- Homeowner Association (HOA) Directives: If your residence falls under the jurisdiction of a homeowner’s association, they might have specific guidelines about fence modifications. These rules can encompass aspects like material type, fence height, color, and permissible attachments.
- The Etiquette of Permission: Beyond legalities, it’s a hallmark of good neighborly conduct to discuss any intended modifications with the fence owner. Even if local or HOA rules grant certain liberties, open communication can prevent misunderstandings and foster a harmonious neighborhood atmosphere.
How close to my property line can I put a fence?
The proximity at which you can erect a fence relative to your property line largely depends on local regulations. It’s essential to consult your local zoning or planning department to understand the specific guidelines in your area.
Do I have to give my Neighbour the good side of the fence?
While it’s often considered good etiquette to offer the more finished side of a fence to your neighbor, it’s not universally mandated. However, some local regulations or homeowner association rules might stipulate this, so it’s wise to check.
Can I put a fence on my property line in the UK?
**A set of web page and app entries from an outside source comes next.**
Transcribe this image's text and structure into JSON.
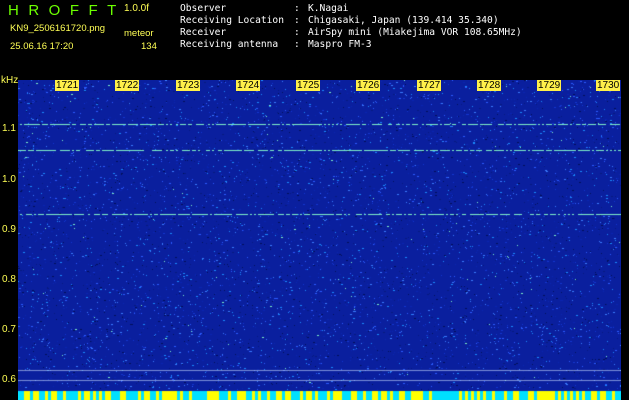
{
  "app": {
    "title": "HROFFT",
    "version": "1.0.0f",
    "filename": "KN9_2506161720.png",
    "mode": "meteor",
    "datetime": "25.06.16 17:20",
    "count": "134"
  },
  "info": [
    {
      "label": "Observer",
      "value": "K.Nagai"
    },
    {
      "label": "Receiving Location",
      "value": "Chigasaki, Japan (139.414 35.340)"
    },
    {
      "label": "Receiver",
      "value": "AirSpy mini (Miakejima VOR 108.65MHz)"
    },
    {
      "label": "Receiving antenna",
      "value": "Maspro FM-3"
    }
  ],
  "spectrogram": {
    "y_unit": "kHz",
    "y_ticks": [
      "1.1",
      "1.0",
      "0.9",
      "0.8",
      "0.7",
      "0.6"
    ],
    "x_ticks": [
      "1721",
      "1722",
      "1723",
      "1724",
      "1725",
      "1726",
      "1727",
      "1728",
      "1729",
      "1730"
    ],
    "colors": {
      "background": "#0a1f9e",
      "noise_dark": "#02105a",
      "noise_light": "#2c5cff",
      "signal": "#7ff0c8",
      "label_bg": "#fff04a",
      "bottom_bar_a": "#ffff00",
      "bottom_bar_b": "#00e0ff"
    }
  }
}
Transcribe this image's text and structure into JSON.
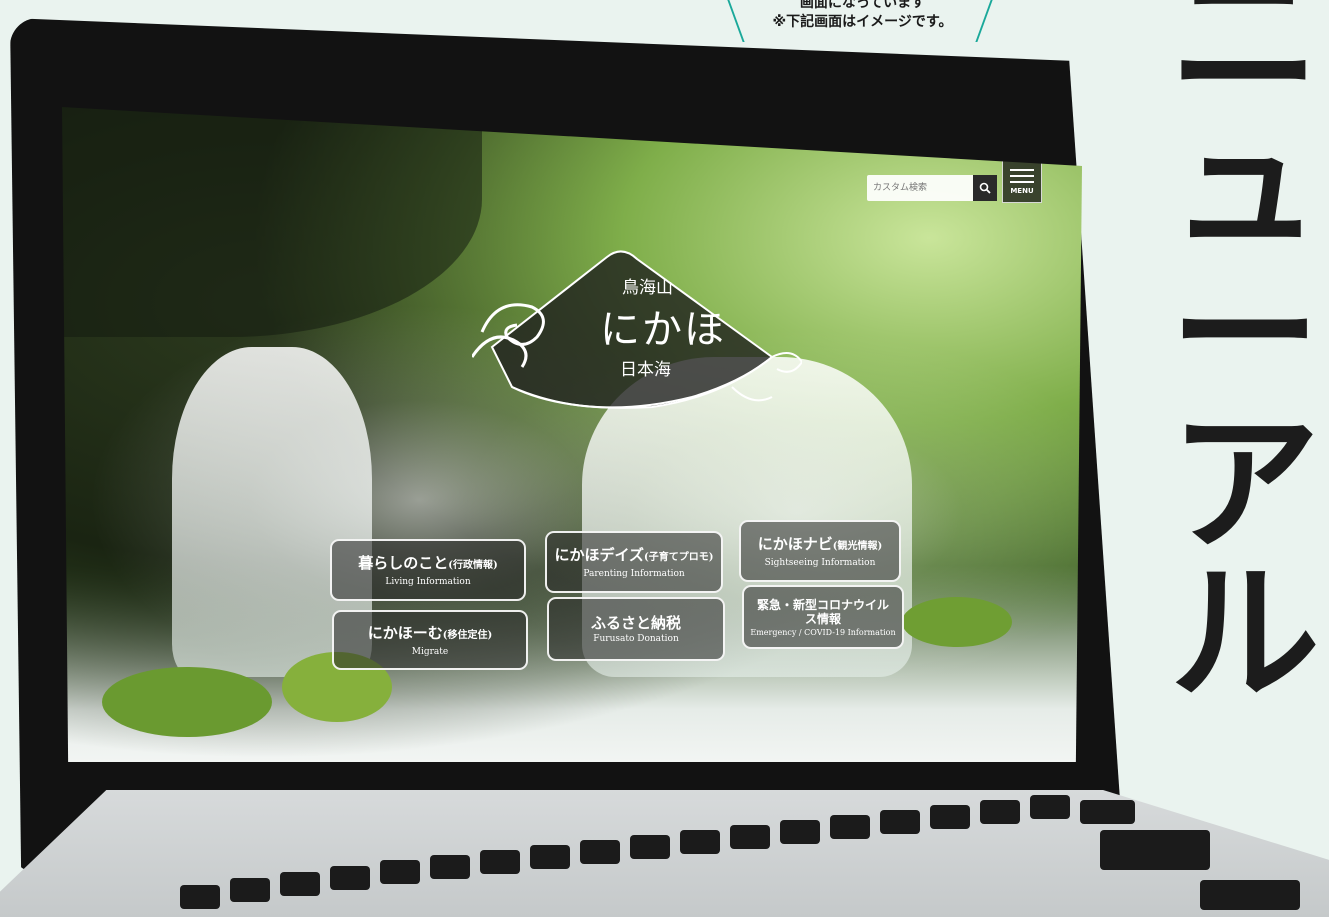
{
  "caption": {
    "line1": "画面になっています",
    "line2": "※下記画面はイメージです。"
  },
  "vertical_title": [
    "ニ",
    "ュ",
    "ー",
    "ア",
    "ル"
  ],
  "site": {
    "search": {
      "placeholder": "カスタム検索"
    },
    "menu_label": "MENU",
    "logo": {
      "top": "鳥海山",
      "main": "にかほ",
      "bottom": "日本海"
    },
    "nav": [
      {
        "ja": "暮らしのこと",
        "ja_small": "(行政情報)",
        "en": "Living Information"
      },
      {
        "ja": "にかほデイズ",
        "ja_small": "(子育てプロモ)",
        "en": "Parenting Information"
      },
      {
        "ja": "にかほナビ",
        "ja_small": "(観光情報)",
        "en": "Sightseeing Information"
      },
      {
        "ja": "にかほーむ",
        "ja_small": "(移住定住)",
        "en": "Migrate"
      },
      {
        "ja": "ふるさと納税",
        "ja_small": "",
        "en": "Furusato Donation"
      },
      {
        "ja": "緊急・新型コロナウイルス情報",
        "ja_small": "",
        "en": "Emergency / COVID-19 Information"
      }
    ]
  },
  "colors": {
    "accent_teal": "#1aa89a",
    "background": "#eaf3ef"
  },
  "icons": {
    "search": "search-icon",
    "menu": "hamburger-icon"
  }
}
In the UK, you can typically erect a fence on your property line. However, if the fence is over 2 meters, you might need planning permission. It’s also crucial to ensure you don’t infringe on any rights of way or easements.
How close to the property line can I build?
Building proximity to property lines varies based on local zoning laws. Some areas might have “setback” requirements, dictating a specific distance from the property line for any construction.
How close to a Neighbour’s fence can I build?
The distance you can build from a neighbor’s fence depends on local regulations and the nature of the structure. It’s always best to consult local guidelines and maintain open communication with your neighbor.
Can I build a shed next to my Neighbour’s fence?
Generally, you can build a shed near your neighbor’s fence, but you must ensure it’s within your property boundaries and adheres to any local setback requirements or height restrictions.
How close to a fence can you build a shed in the UK?
In the UK, if the shed is over 2.5 meters tall, it should be at least 2 meters away from the property boundaries, including fences. For sheds under 2.5 meters, there are generally no specific distance requirements, but it’s always good to check local planning guidelines.
Before embarking on any fencing project or making alterations to an existing fence, it’s paramount to be well-versed in local fence regulations and be mindful of property boundaries. By adhering to these principles, you can ensure you’re abiding by the law, avert potential conflicts with neighbors, and contribute positively to your community’s ambiance.